Along with transit infrastructure, Beatley discusses the importance European cities place on easy access to green spaces and nature as an integral part of not only sustainable design, but also the emotional well being of many residents. In Stockholm alone, there are estimated to be over 1,000 urban parks and three large nature reserves, occupying nearly 40% of the land within the city.
Finally, Beatley reviews energy policy ideals that have become a necessary component in all European development policies. Switching to renewables has been at the forefront of all recent political campaigns and master plans for European cities. Policy makers are all aware of the need to move rapidly toward the development of a more sustainable energy source before the end of oil, and before global warming has catastrophic effects on the globe.
Green Cities of Europe contains case studies of exemplary models of sustainability in urban design. Each chapter is written by an expert from that city and contains unique insights into that city’s challenges and how they have addressed the problem. For example, in the case of Venice, Italy (written by Marta Moretti, deputy director of the International Center Cities on Water) Venice faces complicated issues of balancing historic preservation, new sustainable design, and destruction of existing structures due to periodic flooding. Planners have faced these issues head on, creating a “Strategic Plan” that encompasses all facets of what a truly sustainable city should be, and the city is well on their way to meeting these challenges.
Freiburg, Germany faced different challenges than Venice, but has been transformed into a truly sustainable city. Wulf Daseking, Freiburg’s Head of Urban Planning and Dale Medearis, Sr. Environmental Planner with the N. Virginia Regional Commission recount how, during World War 2, Freiburg was heavily bombed, destroying much of the medieval city. Reconstruction afforded incredible opportunities: rather than opting for “modern city planning”, Freiburg chose to maintain the old city’s human scale and mix of uses, and emphasized its walkability by making the whole historic city a pedestrian zone. To accommodate a vast increase in population, Freiburg rejected “suburbanization” and chose instead to focus on in-fill development and compact growth in new complete, mixed-use urban neighborhoods. Freiburg’s commitment to sustainable transport has created one of the best multi-modal transit systems in the world.

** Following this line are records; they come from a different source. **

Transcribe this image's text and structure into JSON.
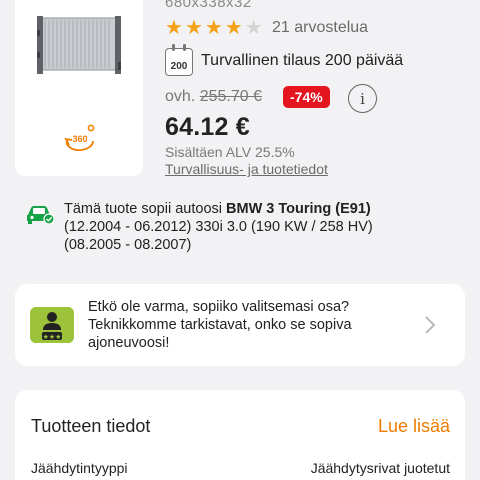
{
  "product": {
    "code": "680x338x32",
    "rating": 4,
    "rating_max": 5,
    "reviews": "21 arvostelua",
    "delivery_days": "200",
    "delivery_text": "Turvallinen tilaus 200 päivää",
    "old_price_prefix": "ovh.",
    "old_price": "255.70 €",
    "discount": "-74%",
    "price": "64.12 €",
    "vat": "Sisältäen ALV 25.5%",
    "safety_link": "Turvallisuus- ja tuotetiedot",
    "rotate_label": "360"
  },
  "compatibility": {
    "prefix": "Tämä tuote sopii autoosi ",
    "car": "BMW 3 Touring (E91)",
    "line2": "(12.2004 - 06.2012) 330i 3.0 (190 KW / 258 HV)",
    "line3": "(08.2005 - 08.2007)"
  },
  "help": {
    "text": "Etkö ole varma, sopiiko valitsemasi osa? Teknikkomme tarkistavat, onko se sopiva ajoneuvoosi!"
  },
  "details": {
    "title": "Tuotteen tiedot",
    "read_more": "Lue lisää",
    "spec_label": "Jäähdytintyyppi",
    "spec_value": "Jäähdytysrivat juotetut"
  },
  "colors": {
    "accent": "#f07d00",
    "star": "#f6a21a",
    "discount": "#e4151f",
    "tech_green": "#9dc33b",
    "car_green": "#17a24a"
  }
}
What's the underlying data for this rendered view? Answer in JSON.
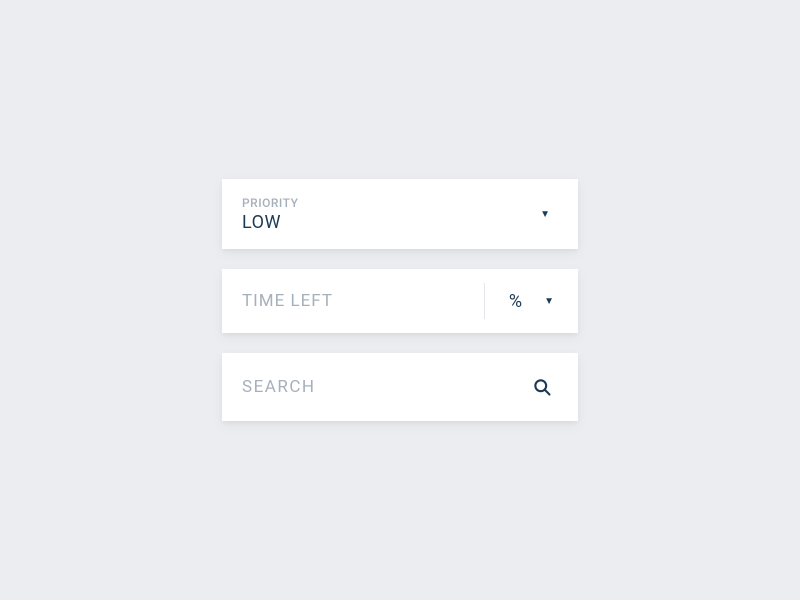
{
  "priority": {
    "label": "PRIORITY",
    "value": "LOW"
  },
  "timeLeft": {
    "placeholder": "TIME LEFT",
    "unit": "%"
  },
  "search": {
    "placeholder": "SEARCH"
  }
}
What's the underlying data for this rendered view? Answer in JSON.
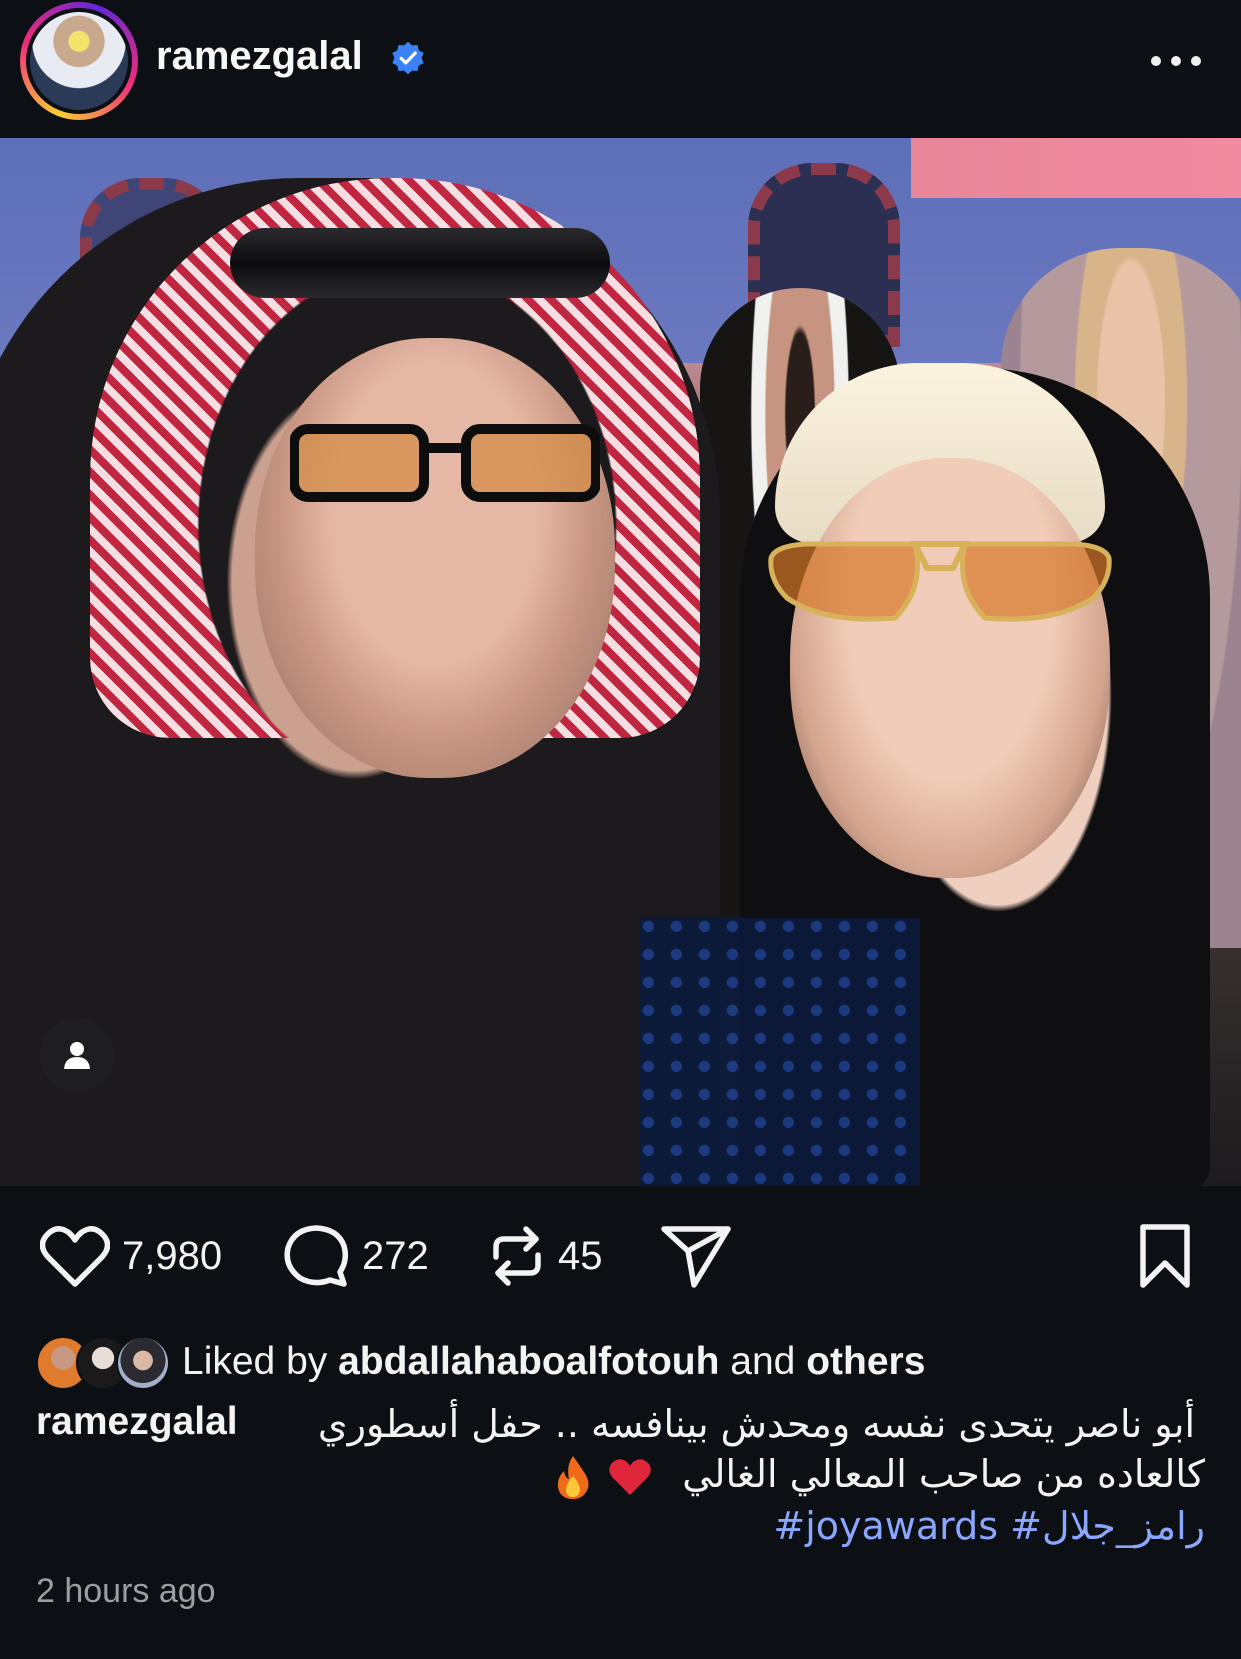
{
  "post": {
    "username": "ramezgalal",
    "verified": true
  },
  "actions": {
    "likes": "7,980",
    "comments": "272",
    "reposts": "45"
  },
  "liked_by": {
    "prefix": "Liked by",
    "user": "abdallahaboalfotouh",
    "middle": "and",
    "others": "others"
  },
  "caption": {
    "username": "ramezgalal",
    "line1": "أبو ناصر يتحدى نفسه ومحدش بينافسه .. حفل أسطوري",
    "line2": "كالعاده من صاحب المعالي الغالي",
    "emojis": [
      "❤️",
      "🔥"
    ],
    "hashtag1": "#رامز_جلال",
    "hashtag2": "#joyawards"
  },
  "timestamp": "2 hours ago",
  "icons": {
    "like": "heart-icon",
    "comment": "comment-bubble-icon",
    "repost": "repost-icon",
    "share": "send-icon",
    "save": "bookmark-icon",
    "more": "more-dots-icon",
    "verified": "verified-badge-icon",
    "tag": "person-tag-icon"
  },
  "colors": {
    "background": "#0c0f14",
    "verified": "#3b82f6",
    "hashtag": "#8aa6ff",
    "heart_emoji": "#e0263a"
  }
}
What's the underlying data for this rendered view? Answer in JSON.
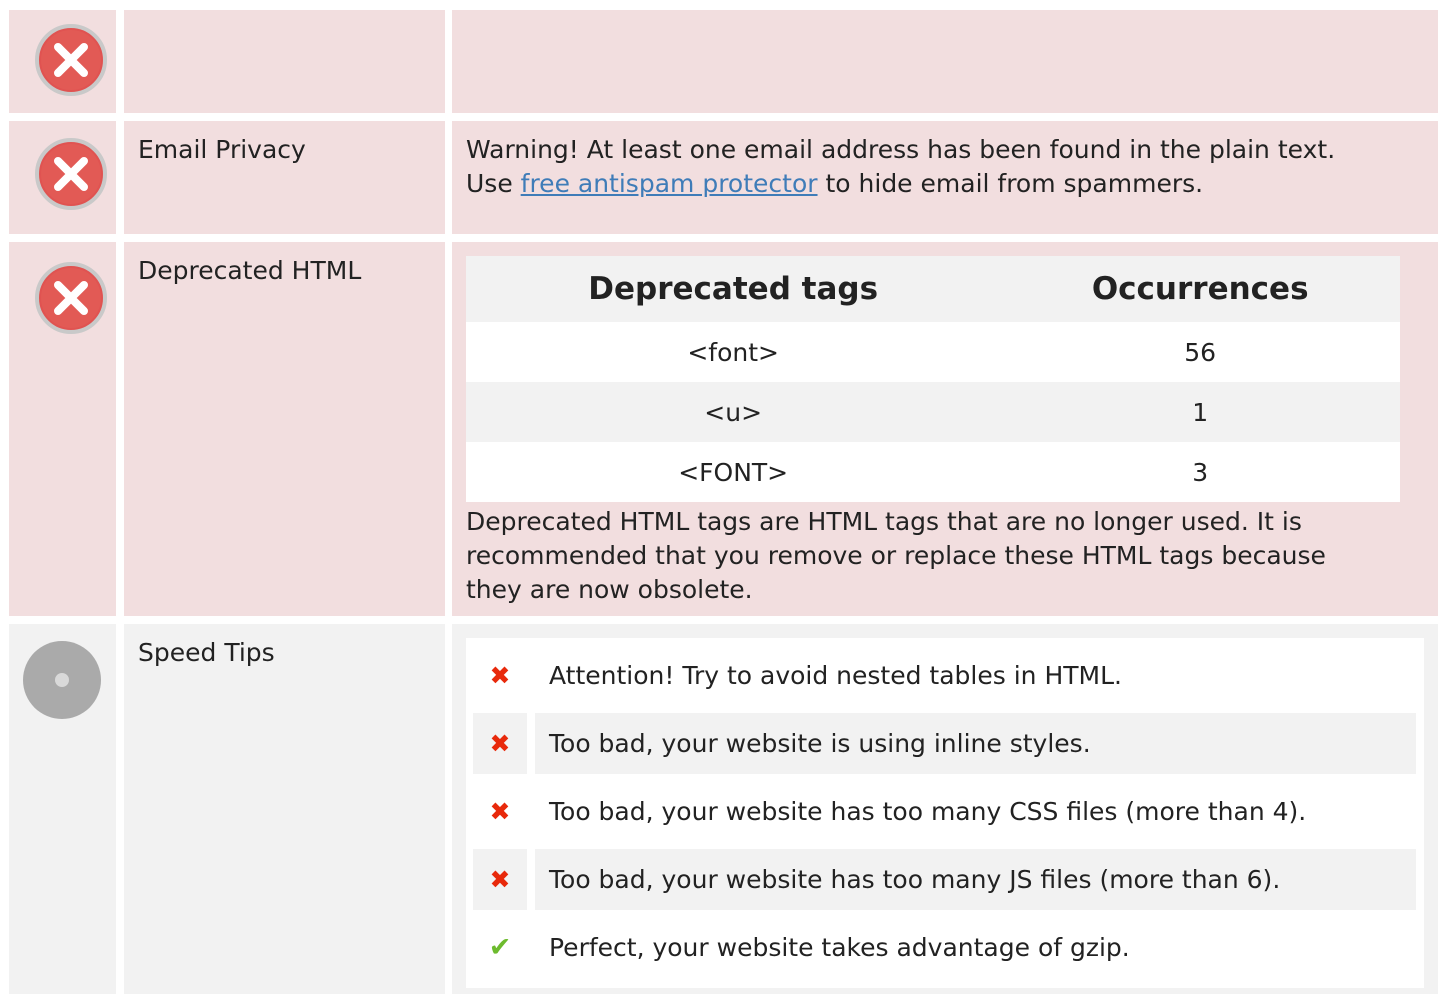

Readers may discover that some of these cities have faced ecological challenges more destructive than those faced by their own city, and have sometimes had to take extreme measures to overcome them. By making a conscious decision to achieve a livable, sustainable city, they have supported innovative solutions for solving the problems. This is essential reading for all those concerned with urban sustainability.